I received my Sony FS7 in mid January and have been familiarizing myself with its capabilities. Its first two jobs, a commercial and BTS, demonstrated both its versatility and usability in the field. However, this past week required two-cameras on an industrial shoot. I knew I wouldn't get a chance to correct the footage myself, and I wanted to deliver footage usable footage straight out of camera so as to avoid having the client feel the need to toss on heavy-handed Magic Bullet filters (as they have in the past when I'd shot with a WideDR profile on C100).

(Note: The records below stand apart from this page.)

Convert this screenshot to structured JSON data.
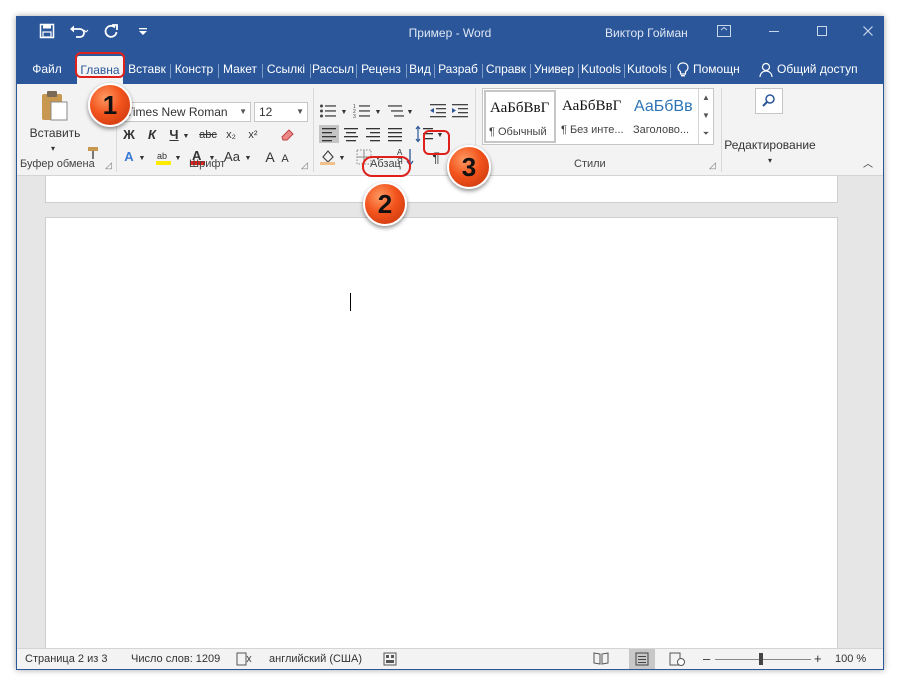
{
  "window": {
    "title": "Пример  -  Word",
    "user": "Виктор Гойман",
    "qat": {
      "save_icon": "save-icon",
      "undo_icon": "undo-icon",
      "redo_icon": "redo-icon",
      "customize_icon": "customize-icon"
    }
  },
  "tabs": [
    {
      "label": "Файл"
    },
    {
      "label": "Главна"
    },
    {
      "label": "Вставк"
    },
    {
      "label": "Констр"
    },
    {
      "label": "Макет"
    },
    {
      "label": "Ссылкі"
    },
    {
      "label": "Рассыл"
    },
    {
      "label": "Реценз"
    },
    {
      "label": "Вид"
    },
    {
      "label": "Разраб"
    },
    {
      "label": "Справк"
    },
    {
      "label": "Универ"
    },
    {
      "label": "Kutools"
    },
    {
      "label": "Kutools"
    },
    {
      "label": "Помощн"
    },
    {
      "label": "Общий доступ"
    }
  ],
  "ribbon": {
    "clipboard": {
      "paste_label": "Вставить",
      "group_label": "Буфер обмена"
    },
    "font": {
      "font_name": "Times New Roman",
      "font_size": "12",
      "group_label": "Шрифт"
    },
    "paragraph": {
      "group_label": "Абзац",
      "pilcrow": "¶"
    },
    "styles": {
      "group_label": "Стили",
      "items": [
        {
          "sample": "АаБбВвГ",
          "name": "¶ Обычный"
        },
        {
          "sample": "АаБбВвГ",
          "name": "¶ Без инте..."
        },
        {
          "sample": "АаБбВв",
          "name": "Заголово..."
        }
      ]
    },
    "editing": {
      "label": "Редактирование"
    }
  },
  "statusbar": {
    "page": "Страница 2 из 3",
    "words": "Число слов: 1209",
    "language": "английский (США)",
    "zoom": "100 %"
  },
  "callouts": [
    "1",
    "2",
    "3"
  ],
  "colors": {
    "accent": "#2b579a",
    "highlight": "#e0201b",
    "badge": "#f2531c"
  }
}
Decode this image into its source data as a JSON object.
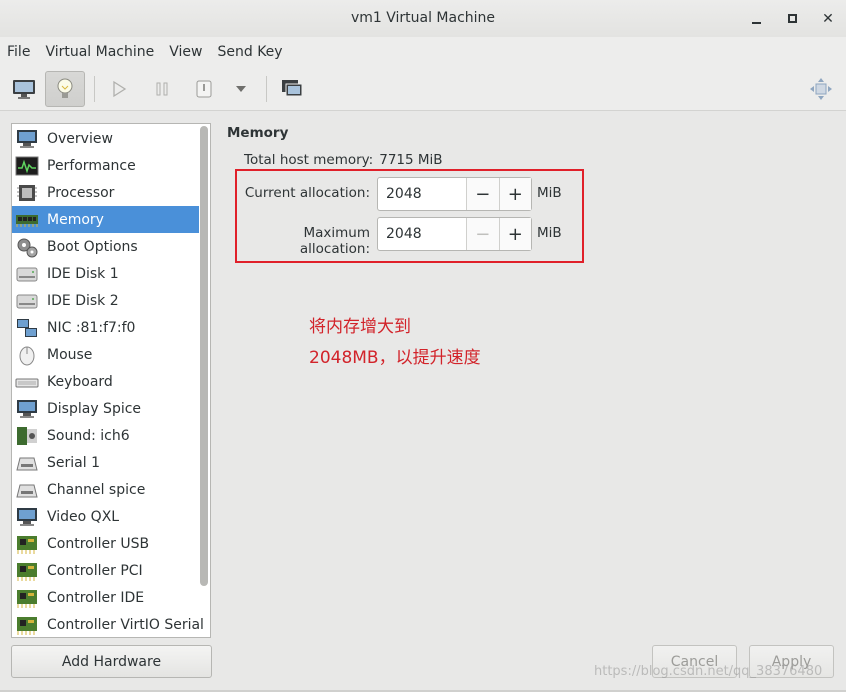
{
  "window": {
    "title": "vm1 Virtual Machine"
  },
  "menu": [
    "File",
    "Virtual Machine",
    "View",
    "Send Key"
  ],
  "toolbar": {
    "icons": [
      "monitor-icon",
      "lightbulb-icon",
      "play-icon",
      "pause-icon",
      "power-icon",
      "dropdown-arrow-icon",
      "snapshot-icon",
      "fullscreen-move-icon"
    ]
  },
  "sidebar": {
    "items": [
      {
        "label": "Overview",
        "icon": "monitor-icon"
      },
      {
        "label": "Performance",
        "icon": "performance-graph-icon"
      },
      {
        "label": "Processor",
        "icon": "cpu-chip-icon"
      },
      {
        "label": "Memory",
        "icon": "memory-module-icon",
        "selected": true
      },
      {
        "label": "Boot Options",
        "icon": "gears-icon"
      },
      {
        "label": "IDE Disk 1",
        "icon": "disk-drive-icon"
      },
      {
        "label": "IDE Disk 2",
        "icon": "disk-drive-icon"
      },
      {
        "label": "NIC :81:f7:f0",
        "icon": "network-icon"
      },
      {
        "label": "Mouse",
        "icon": "mouse-icon"
      },
      {
        "label": "Keyboard",
        "icon": "keyboard-icon"
      },
      {
        "label": "Display Spice",
        "icon": "monitor-icon"
      },
      {
        "label": "Sound: ich6",
        "icon": "sound-card-icon"
      },
      {
        "label": "Serial 1",
        "icon": "serial-port-icon"
      },
      {
        "label": "Channel spice",
        "icon": "serial-port-icon"
      },
      {
        "label": "Video QXL",
        "icon": "monitor-icon"
      },
      {
        "label": "Controller USB",
        "icon": "controller-card-icon"
      },
      {
        "label": "Controller PCI",
        "icon": "controller-card-icon"
      },
      {
        "label": "Controller IDE",
        "icon": "controller-card-icon"
      },
      {
        "label": "Controller VirtIO Serial",
        "icon": "controller-card-icon"
      }
    ],
    "add_hardware": "Add Hardware"
  },
  "memory": {
    "section_title": "Memory",
    "host_label": "Total host memory:",
    "host_value": "7715 MiB",
    "current_label": "Current allocation:",
    "current_value": "2048",
    "max_label": "Maximum allocation:",
    "max_value": "2048",
    "unit": "MiB",
    "minus": "−",
    "plus": "+"
  },
  "annotation": {
    "color": "#d2232a",
    "text": "将内存增大到2048MB，以提升速度"
  },
  "footer": {
    "cancel": "Cancel",
    "apply": "Apply",
    "watermark": "https://blog.csdn.net/qq_38376480"
  },
  "colors": {
    "selection": "#4a90d9",
    "highlight_box": "#e0202a"
  }
}
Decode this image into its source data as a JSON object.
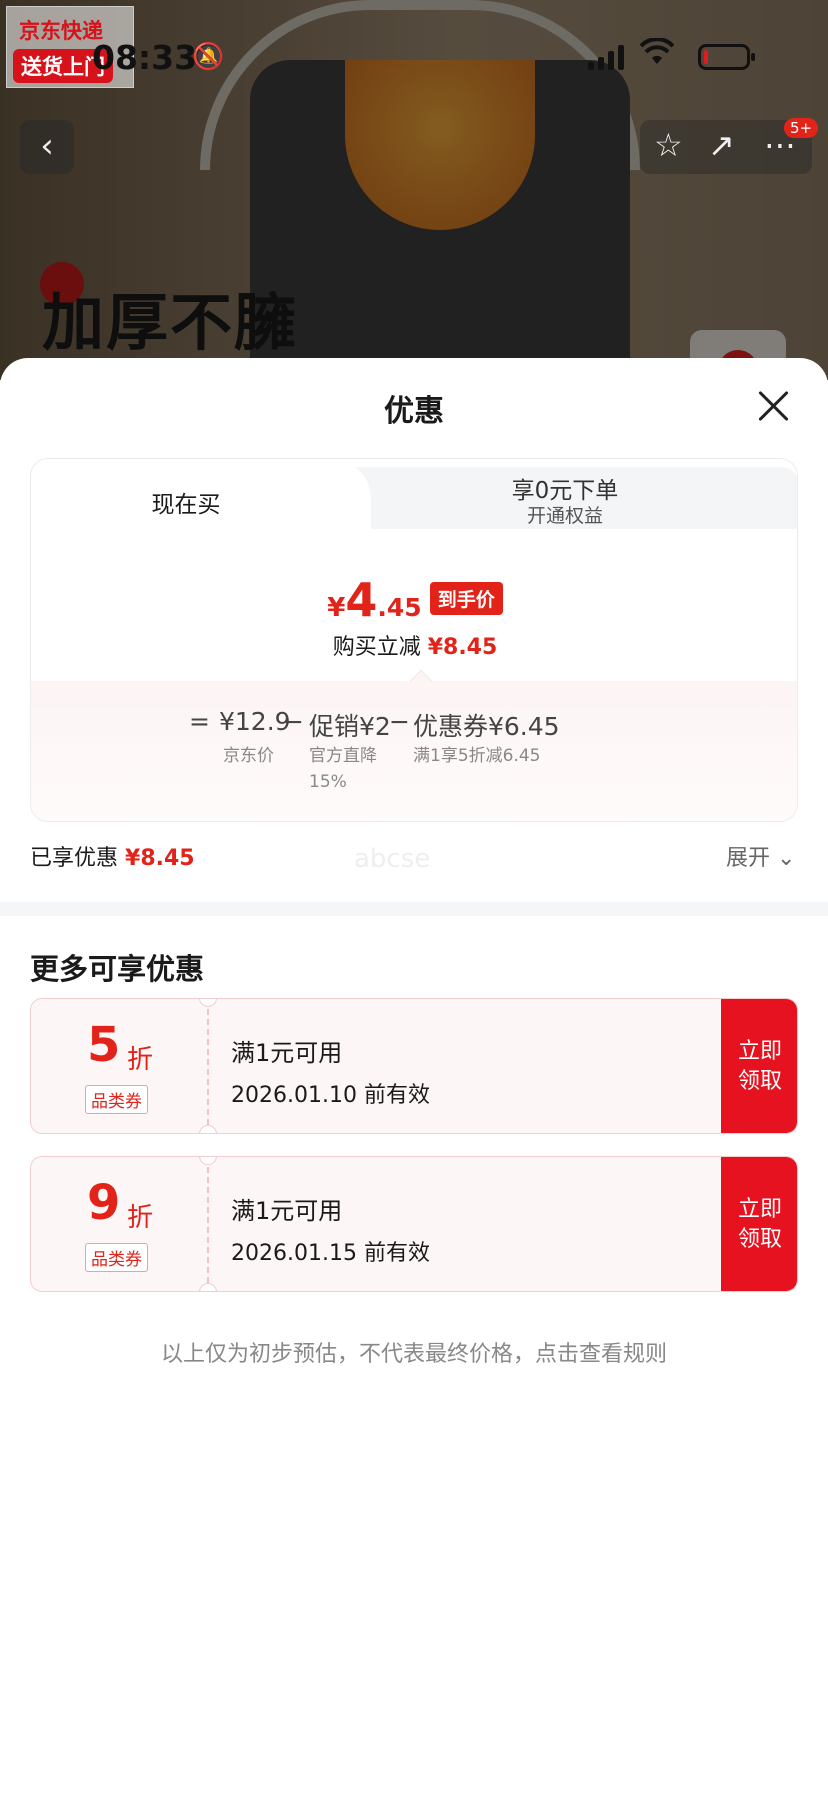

Excited to use my new FS7 but unable to rent a second body due to budget, I opted to use my A7S as the B-camera. The trick was to find the right settings that would get both cameras as close as possible. Setting both cameras to SLOG2 was not a desireable option (as I preferred to avoid the client grading themselves without my guidance), and with approximately 35pgs/day to cover, the extremely fast pace of this particular shoot would not afford me the ability to spend much time at video village ensuring the images and exposures match. As such, I needed to find Rec709-friendly profile settings that would allow me to light, grab a reading, and call out a stop to the B-cam Op and shoot (the director loves to shoot the rehearsals, which if the actors got their lines clean, was sometimes the only take we got). I custom White-Balanced both cameras to a common white reference at the head of each scene, and while not 100% matched, I feel we got pretty close, with minimal tweaks needed for a perfect match. Below are the resulting settings I used with screenshots. FS7 are the wides, A7S are the CUs.
FS7: 2000 ISO / HG7
A7S: 400 ISO / Cine4, Cinema color
Yes, I did find it odd that I had to set the A7S at 400 ISO to match FS7's exposure at 2000 ISO. Beats me, but I rated my light meter at 2000 ISO (as was the FS7), and the resulting T-stop made both cameras match each other well.